RECORDED INFORMATION:
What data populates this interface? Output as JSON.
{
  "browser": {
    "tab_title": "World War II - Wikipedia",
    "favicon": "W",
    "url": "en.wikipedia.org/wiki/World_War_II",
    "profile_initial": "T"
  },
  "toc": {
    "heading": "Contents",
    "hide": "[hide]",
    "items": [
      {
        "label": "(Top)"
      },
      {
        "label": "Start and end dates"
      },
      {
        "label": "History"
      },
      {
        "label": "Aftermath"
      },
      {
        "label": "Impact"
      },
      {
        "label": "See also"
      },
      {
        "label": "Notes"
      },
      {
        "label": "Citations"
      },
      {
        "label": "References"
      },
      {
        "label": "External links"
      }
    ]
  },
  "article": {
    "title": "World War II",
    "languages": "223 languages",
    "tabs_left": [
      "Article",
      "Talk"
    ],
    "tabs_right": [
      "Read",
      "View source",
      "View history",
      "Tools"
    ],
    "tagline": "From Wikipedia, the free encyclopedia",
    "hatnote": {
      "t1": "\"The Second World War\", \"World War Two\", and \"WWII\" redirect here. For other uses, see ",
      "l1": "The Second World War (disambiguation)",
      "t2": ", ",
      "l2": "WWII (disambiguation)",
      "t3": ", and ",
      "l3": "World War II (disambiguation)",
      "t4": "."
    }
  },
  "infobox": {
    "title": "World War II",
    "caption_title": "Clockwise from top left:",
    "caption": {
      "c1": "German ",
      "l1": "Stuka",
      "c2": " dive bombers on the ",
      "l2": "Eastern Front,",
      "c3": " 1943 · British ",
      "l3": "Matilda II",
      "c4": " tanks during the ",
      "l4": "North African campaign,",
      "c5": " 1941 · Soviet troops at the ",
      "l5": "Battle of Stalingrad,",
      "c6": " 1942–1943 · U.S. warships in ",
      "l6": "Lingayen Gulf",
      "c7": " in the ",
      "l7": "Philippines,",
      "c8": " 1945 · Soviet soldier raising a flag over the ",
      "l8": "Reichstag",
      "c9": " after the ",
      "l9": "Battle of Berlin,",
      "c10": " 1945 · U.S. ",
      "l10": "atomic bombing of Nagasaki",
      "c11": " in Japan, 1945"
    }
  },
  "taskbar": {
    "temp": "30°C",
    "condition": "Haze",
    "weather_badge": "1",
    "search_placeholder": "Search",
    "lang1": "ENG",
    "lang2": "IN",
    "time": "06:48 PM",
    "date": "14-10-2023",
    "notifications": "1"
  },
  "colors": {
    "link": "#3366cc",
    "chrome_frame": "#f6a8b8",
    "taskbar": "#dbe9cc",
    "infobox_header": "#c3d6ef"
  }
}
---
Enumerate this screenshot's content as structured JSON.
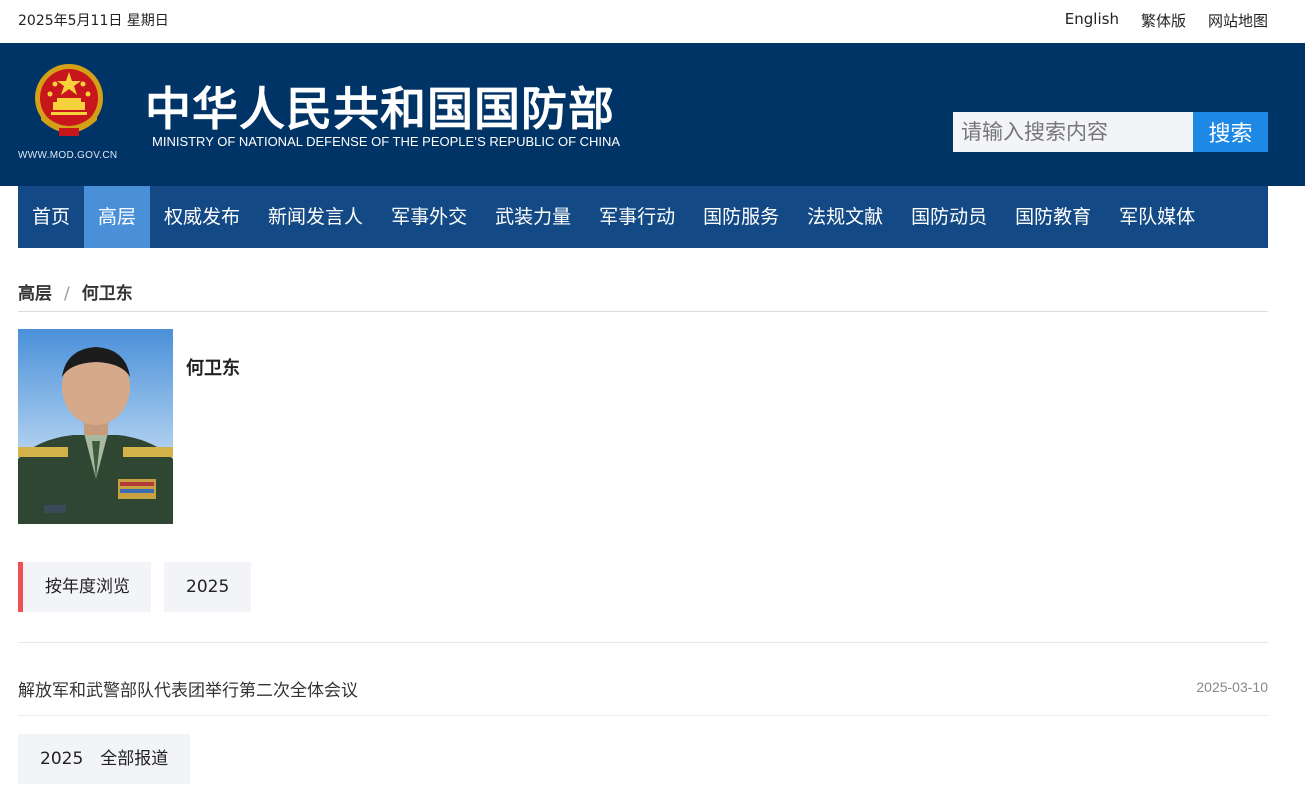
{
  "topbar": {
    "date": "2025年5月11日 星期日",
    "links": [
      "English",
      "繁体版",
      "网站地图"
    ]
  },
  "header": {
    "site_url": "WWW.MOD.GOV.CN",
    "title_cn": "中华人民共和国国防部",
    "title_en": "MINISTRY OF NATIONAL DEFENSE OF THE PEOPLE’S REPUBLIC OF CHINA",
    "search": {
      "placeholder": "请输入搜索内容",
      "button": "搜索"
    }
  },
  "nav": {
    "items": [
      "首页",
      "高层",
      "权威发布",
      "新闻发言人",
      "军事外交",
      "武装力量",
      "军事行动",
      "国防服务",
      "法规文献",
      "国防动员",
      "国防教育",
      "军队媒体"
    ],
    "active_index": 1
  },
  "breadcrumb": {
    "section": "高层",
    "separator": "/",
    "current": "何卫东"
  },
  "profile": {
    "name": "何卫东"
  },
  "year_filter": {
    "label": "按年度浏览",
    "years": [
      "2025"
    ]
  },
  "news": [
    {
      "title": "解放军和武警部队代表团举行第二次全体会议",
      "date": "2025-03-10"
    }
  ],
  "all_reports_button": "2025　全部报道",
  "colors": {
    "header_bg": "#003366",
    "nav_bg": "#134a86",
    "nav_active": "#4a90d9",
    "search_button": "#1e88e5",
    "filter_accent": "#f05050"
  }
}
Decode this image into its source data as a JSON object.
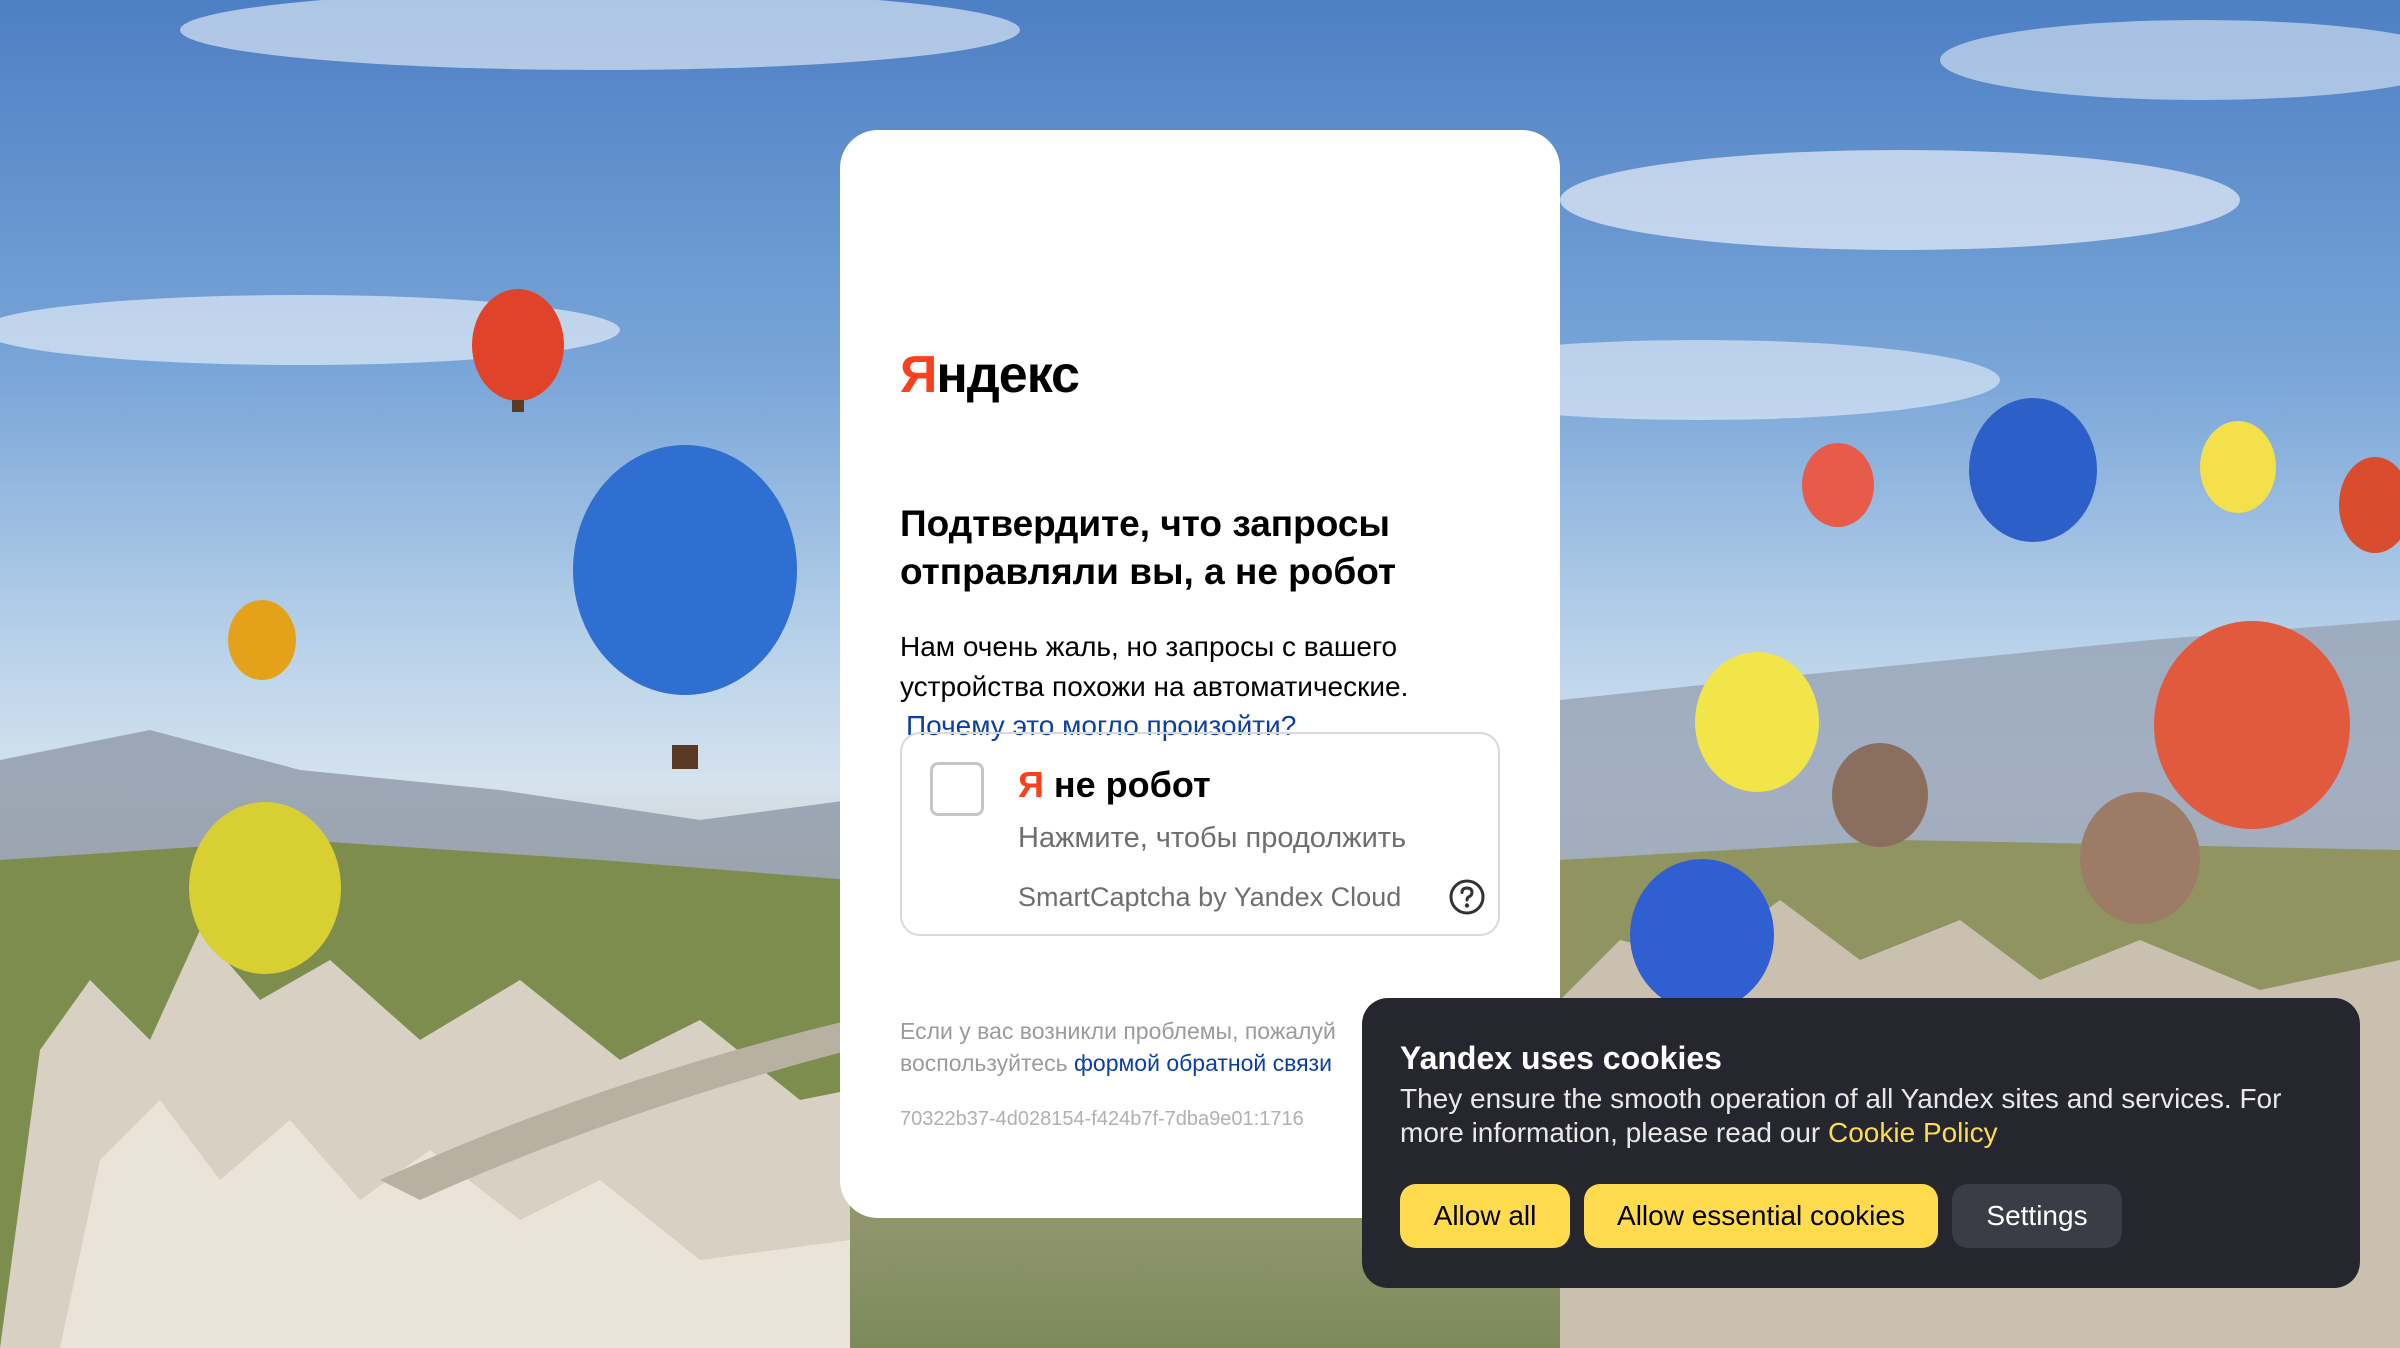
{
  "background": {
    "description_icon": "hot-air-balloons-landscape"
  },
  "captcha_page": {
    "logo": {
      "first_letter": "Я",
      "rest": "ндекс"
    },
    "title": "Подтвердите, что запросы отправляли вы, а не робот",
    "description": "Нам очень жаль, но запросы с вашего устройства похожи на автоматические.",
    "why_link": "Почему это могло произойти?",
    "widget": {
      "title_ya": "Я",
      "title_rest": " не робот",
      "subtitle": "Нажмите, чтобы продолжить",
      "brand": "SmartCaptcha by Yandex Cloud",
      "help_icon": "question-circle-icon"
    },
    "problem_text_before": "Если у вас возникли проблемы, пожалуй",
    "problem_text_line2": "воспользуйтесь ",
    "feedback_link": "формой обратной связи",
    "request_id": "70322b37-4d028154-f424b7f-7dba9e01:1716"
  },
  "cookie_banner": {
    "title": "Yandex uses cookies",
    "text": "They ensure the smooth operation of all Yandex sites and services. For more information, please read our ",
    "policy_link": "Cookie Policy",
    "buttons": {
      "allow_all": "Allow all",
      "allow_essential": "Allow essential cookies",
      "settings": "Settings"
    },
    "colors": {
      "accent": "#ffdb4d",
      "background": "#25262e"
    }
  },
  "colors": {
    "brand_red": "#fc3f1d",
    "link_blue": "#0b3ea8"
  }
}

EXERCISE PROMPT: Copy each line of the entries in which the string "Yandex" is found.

TASK RESULT:
      "brand": "SmartCaptcha by Yandex Cloud",
    "title": "Yandex uses cookies",
    "text": "They ensure the smooth operation of all Yandex sites and services. For more information, please read our ",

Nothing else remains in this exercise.